> **Task description**
Answer with one figure only, the number of lines below in which "JSON" occurs.

> **Data**
+---+

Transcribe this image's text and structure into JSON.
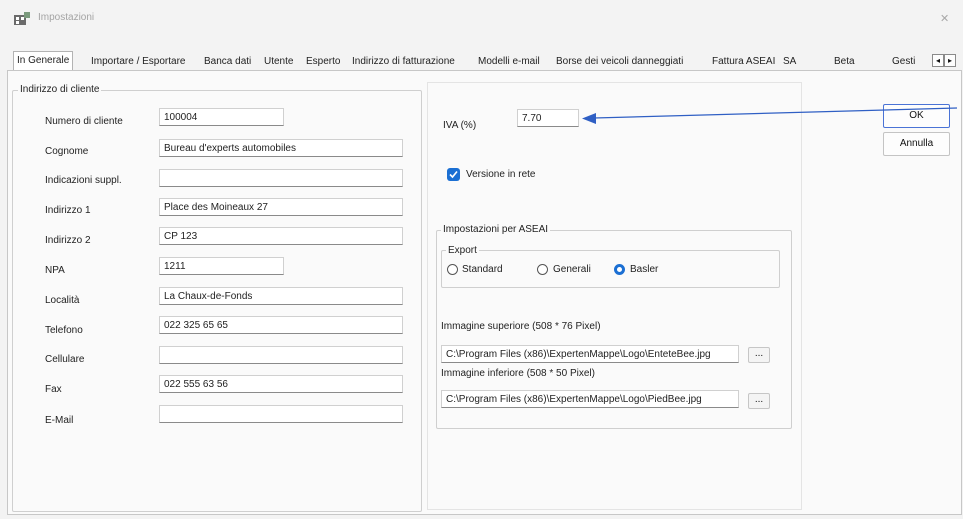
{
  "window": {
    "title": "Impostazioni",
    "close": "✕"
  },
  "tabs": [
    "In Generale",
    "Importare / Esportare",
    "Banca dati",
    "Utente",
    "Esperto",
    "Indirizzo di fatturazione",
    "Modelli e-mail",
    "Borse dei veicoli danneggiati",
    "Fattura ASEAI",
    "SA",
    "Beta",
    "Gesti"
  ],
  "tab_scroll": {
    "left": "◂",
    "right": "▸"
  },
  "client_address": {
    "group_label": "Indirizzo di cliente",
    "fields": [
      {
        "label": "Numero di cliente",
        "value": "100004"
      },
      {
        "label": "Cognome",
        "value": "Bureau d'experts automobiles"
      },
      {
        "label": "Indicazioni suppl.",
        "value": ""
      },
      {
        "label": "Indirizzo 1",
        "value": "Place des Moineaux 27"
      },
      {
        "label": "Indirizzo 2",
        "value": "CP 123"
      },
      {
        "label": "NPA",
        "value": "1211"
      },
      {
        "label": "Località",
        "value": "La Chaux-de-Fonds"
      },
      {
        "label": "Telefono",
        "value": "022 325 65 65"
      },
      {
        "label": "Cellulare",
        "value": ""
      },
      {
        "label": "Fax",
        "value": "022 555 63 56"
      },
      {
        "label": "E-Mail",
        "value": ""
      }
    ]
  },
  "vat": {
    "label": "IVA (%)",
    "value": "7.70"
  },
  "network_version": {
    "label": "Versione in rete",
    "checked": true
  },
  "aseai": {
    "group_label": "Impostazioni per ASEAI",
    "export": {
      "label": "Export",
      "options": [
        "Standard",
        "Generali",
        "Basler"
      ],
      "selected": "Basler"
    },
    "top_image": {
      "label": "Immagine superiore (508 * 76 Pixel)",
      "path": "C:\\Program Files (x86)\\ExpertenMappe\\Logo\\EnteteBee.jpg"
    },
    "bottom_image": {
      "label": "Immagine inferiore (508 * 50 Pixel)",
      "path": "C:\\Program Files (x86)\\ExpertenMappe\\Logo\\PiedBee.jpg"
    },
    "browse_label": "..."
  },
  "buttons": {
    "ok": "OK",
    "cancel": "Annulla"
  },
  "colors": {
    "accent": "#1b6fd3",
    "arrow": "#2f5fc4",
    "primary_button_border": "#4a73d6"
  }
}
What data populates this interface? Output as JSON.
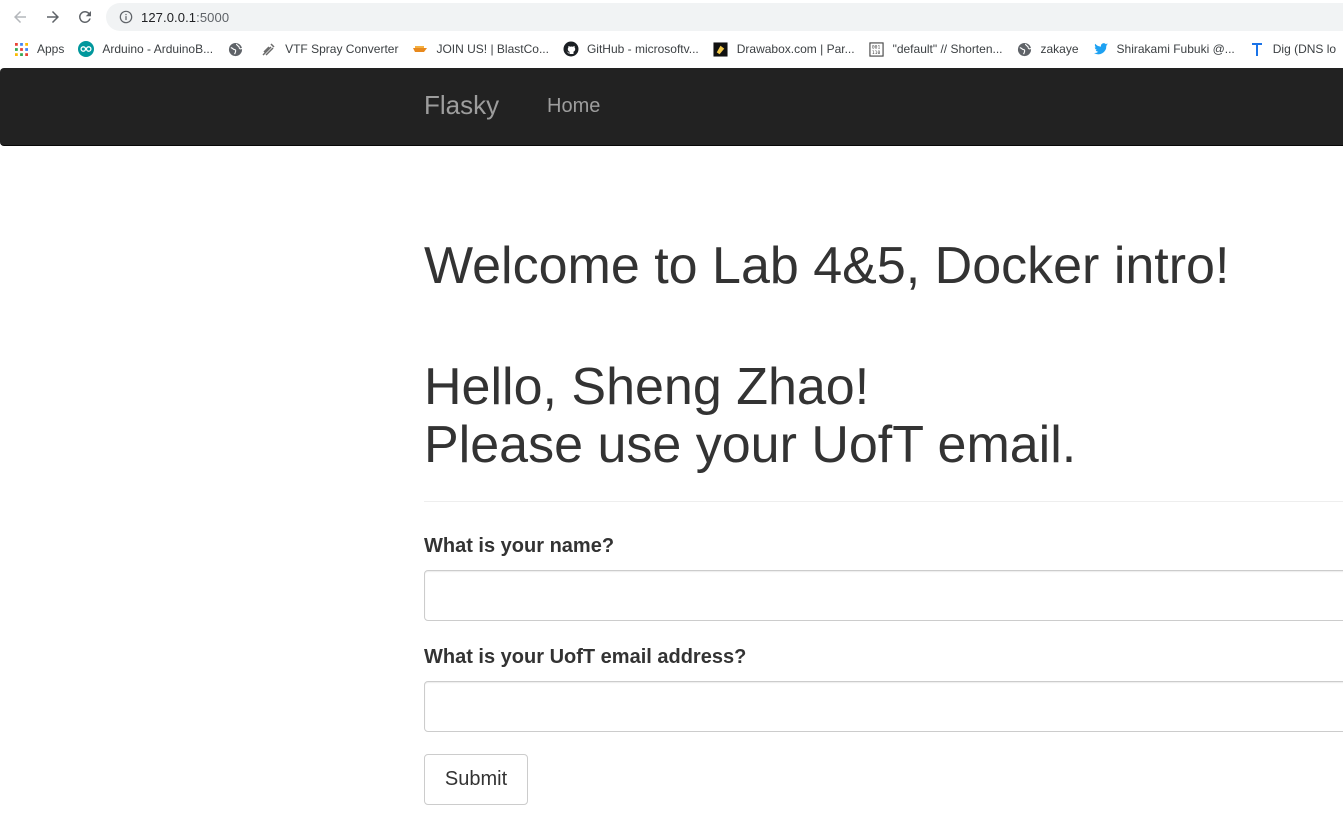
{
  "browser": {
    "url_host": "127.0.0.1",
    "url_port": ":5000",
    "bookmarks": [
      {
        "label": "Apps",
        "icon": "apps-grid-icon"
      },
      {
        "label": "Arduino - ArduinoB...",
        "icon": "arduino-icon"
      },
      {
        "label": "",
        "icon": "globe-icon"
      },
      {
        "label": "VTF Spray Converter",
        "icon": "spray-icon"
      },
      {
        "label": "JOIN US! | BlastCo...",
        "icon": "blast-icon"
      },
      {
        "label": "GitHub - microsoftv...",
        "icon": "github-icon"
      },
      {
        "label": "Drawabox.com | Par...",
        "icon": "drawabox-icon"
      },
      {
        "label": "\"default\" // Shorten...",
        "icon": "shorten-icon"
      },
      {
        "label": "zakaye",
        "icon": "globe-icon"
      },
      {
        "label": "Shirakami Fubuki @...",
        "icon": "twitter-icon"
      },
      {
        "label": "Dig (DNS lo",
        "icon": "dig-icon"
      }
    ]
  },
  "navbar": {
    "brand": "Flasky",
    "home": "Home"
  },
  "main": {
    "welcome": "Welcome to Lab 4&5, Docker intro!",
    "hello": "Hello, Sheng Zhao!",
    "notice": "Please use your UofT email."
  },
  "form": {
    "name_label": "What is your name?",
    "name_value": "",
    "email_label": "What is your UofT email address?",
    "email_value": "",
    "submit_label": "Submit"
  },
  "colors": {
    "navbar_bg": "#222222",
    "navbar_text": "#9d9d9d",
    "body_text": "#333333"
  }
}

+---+

> **Output**
2